Today, churches and Christ followers on pilgrimage to the Holy Land have an opportunity to visit and meet with the local Palestinians, Christians and Muslims, and to hear their cry for justice and freedom that we need to listen to as good Samaritans, and to equally communicate the Biblical commandments of justice and mercy to them. One opportunity out of many for being a neighbor is joining the Ecumenical Accompaniment Program in Palestine and Israel, through which a volunteer can spend three months living in Palestine and Israel as an Ecumenical Accompanier, monitoring human rights and supporting local peace groups. Another opportunity is the May 2017 delegation to Israel-Palestine of the Washington based Interfaith Peace-Builders.
We are called to be peacemakers, not security brokers or eschatological brokers. Palestinian pastor Alex Awad recently wrote from Nazareth:
“In the last 100 years, Evangelicals, in general, have not once contributed to peace in the Middle East. (…) Evangelicals must move toward a more informed position, acknowledging the human rights of Palestinians and Israelis alike, before the Holy Spirit can use us to end this conflict.”
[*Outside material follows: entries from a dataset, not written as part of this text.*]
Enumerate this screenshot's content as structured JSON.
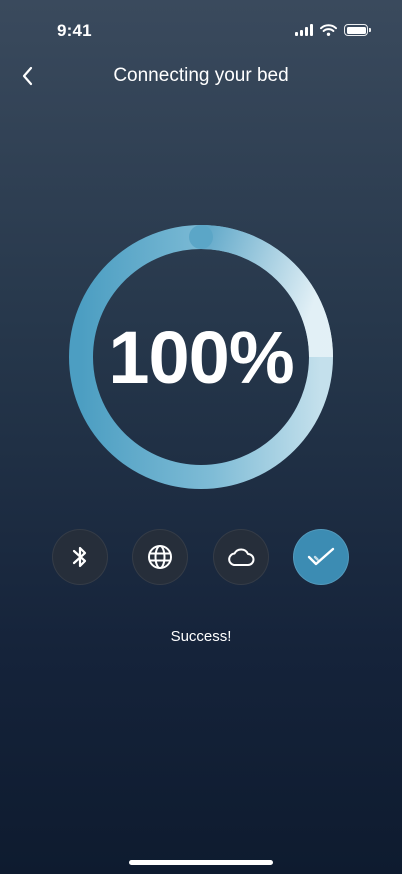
{
  "status_bar": {
    "time": "9:41",
    "icons": [
      "signal-icon",
      "wifi-icon",
      "battery-icon"
    ]
  },
  "header": {
    "back_icon": "chevron-left-icon",
    "title": "Connecting your bed"
  },
  "progress": {
    "label": "100%",
    "value": 1.0,
    "colors": {
      "track_light": "#e8f3f8",
      "arc_start": "#4c9ec2",
      "arc_end": "#b8d8e6"
    }
  },
  "steps": [
    {
      "icon": "bluetooth-icon",
      "state": "done"
    },
    {
      "icon": "globe-icon",
      "state": "done"
    },
    {
      "icon": "cloud-icon",
      "state": "done"
    },
    {
      "icon": "check-icon",
      "state": "active"
    }
  ],
  "message": "Success!",
  "colors": {
    "accent": "#3c8cb3",
    "step_bg": "#262e3a",
    "bg_top": "#3a4a5d",
    "bg_bottom": "#0e1b2f"
  }
}
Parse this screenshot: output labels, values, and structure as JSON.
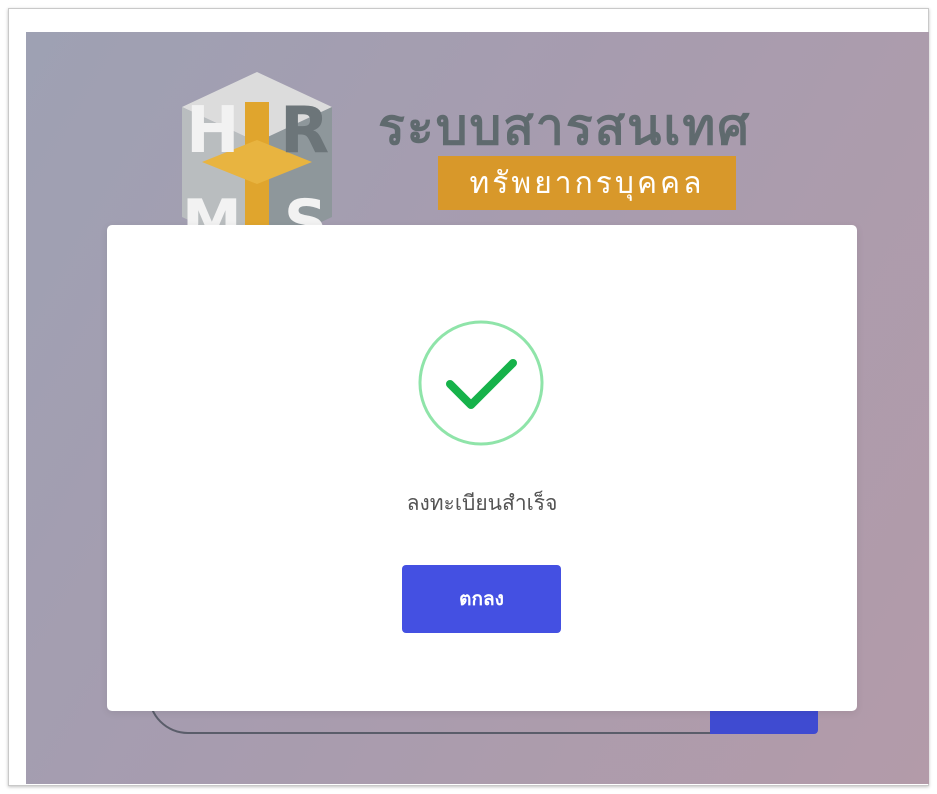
{
  "background": {
    "logo": {
      "mark_letters": [
        "H",
        "R",
        "M",
        "S"
      ],
      "title": "ระบบสารสนเทศ",
      "subtitle": "ทรัพยากรบุคคล",
      "colors": {
        "title": "#5f6a6e",
        "subtitle_bg": "#d8982a",
        "subtitle_text": "#ffffff"
      }
    },
    "colors": {
      "overlay_start": "#9ea1b3",
      "overlay_end": "#b39ba9",
      "submit_button": "#3f4bd1"
    }
  },
  "modal": {
    "icon": "success-check-icon",
    "message": "ลงทะเบียนสำเร็จ",
    "confirm_label": "ตกลง",
    "colors": {
      "check": "#16b24a",
      "ring": "#8fe4a9",
      "button": "#4450e2"
    }
  }
}
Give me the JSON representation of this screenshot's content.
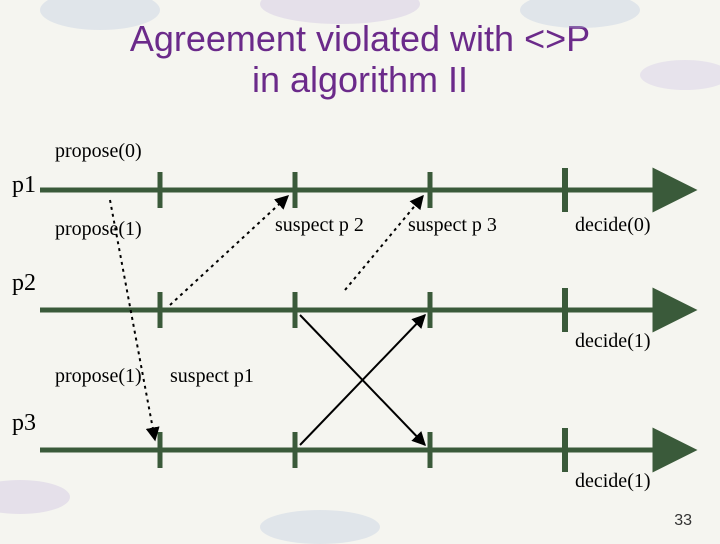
{
  "title_line1": "Agreement violated with <>P",
  "title_line2": "in algorithm II",
  "labels": {
    "propose0": "propose(0)",
    "propose1_a": "propose(1)",
    "propose1_b": "propose(1)",
    "suspect_p1": "suspect p1",
    "suspect_p2": "suspect p 2",
    "suspect_p3": "suspect p 3",
    "decide0": "decide(0)",
    "decide1_a": "decide(1)",
    "decide1_b": "decide(1)",
    "p1": "p1",
    "p2": "p2",
    "p3": "p3"
  },
  "page_number": "33",
  "chart_data": {
    "type": "timeline-diagram",
    "processes": [
      "p1",
      "p2",
      "p3"
    ],
    "rounds": 4,
    "events": [
      {
        "process": "p1",
        "action": "propose(0)"
      },
      {
        "process": "p2",
        "action": "propose(1)"
      },
      {
        "process": "p3",
        "action": "propose(1)"
      },
      {
        "process": "p1",
        "round": 2,
        "action": "suspect p2"
      },
      {
        "process": "p1",
        "round": 3,
        "action": "suspect p3"
      },
      {
        "process": "p3",
        "round": 1,
        "action": "suspect p1"
      },
      {
        "process": "p1",
        "round": 4,
        "action": "decide(0)"
      },
      {
        "process": "p2",
        "round": 4,
        "action": "decide(1)"
      },
      {
        "process": "p3",
        "round": 4,
        "action": "decide(1)"
      }
    ],
    "messages": [
      {
        "from": "p2",
        "to": "p1",
        "at_round": 2,
        "style": "dotted"
      },
      {
        "from": "p3",
        "to": "p1",
        "at_round": 3,
        "style": "dotted"
      },
      {
        "from": "p1",
        "to": "p3",
        "at_round": 1,
        "style": "dotted"
      },
      {
        "from": "p2",
        "to": "p3",
        "between_rounds": [
          2,
          3
        ],
        "style": "solid"
      },
      {
        "from": "p3",
        "to": "p2",
        "between_rounds": [
          2,
          3
        ],
        "style": "solid"
      }
    ]
  }
}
Churches and Christ followers need to staunchly affirm the Judeo-Christian values of honoring the image of God, of calling out injustice, of doing justice and living mercifully, and of being a neighbor to those who are in need. If we dismiss our peacemaking role in the Israeli-Palestinian conflict, and if we fail to listen to our Arab and Palestinian brothers and sisters in Christ, and if we fail to call out the Israeli leadership for the injustice they are inflicting upon the Palestinians, our Christian witness is hindered to Israelis and Palestinians alike, to Jews and Gentiles (read: Muslims) alike.
I completely agree, with one caveat: the Gospel must have primacy. Our human rights witness is rooted in the Gospel and its efficacy radically depends upon our faithfulness in maintaining that emphasis in each and every appeal.
Think about it! Human rights are rooted in the biblical doctrine of creation (in which God placed His image in us), which, ultimately, is only authenticated by the Resurrection itself. We are for justice because Jesus is alive!
Thank you Tom for your feedback. I believe that the Gospel and human rights can go hand in hand, because human rights advocacy can serve as God-glorifying gospel witness. Advocating justice, caring for the poor, and showing compassion are part and parcel of our Christian witness, which, otherwise, could be hindered by a Gospel message devoid of compassion. The words of Jesus in Luke 4:18-19 come to mind:
18 “The Spirit of the Lord is on me,
because he has anointed me
to proclaim good news to the poor.
He has sent me to proclaim freedom for the prisoners
and recovery of sight for the blind,
to set the oppressed free,
19 to proclaim the year of the Lord’s favor.”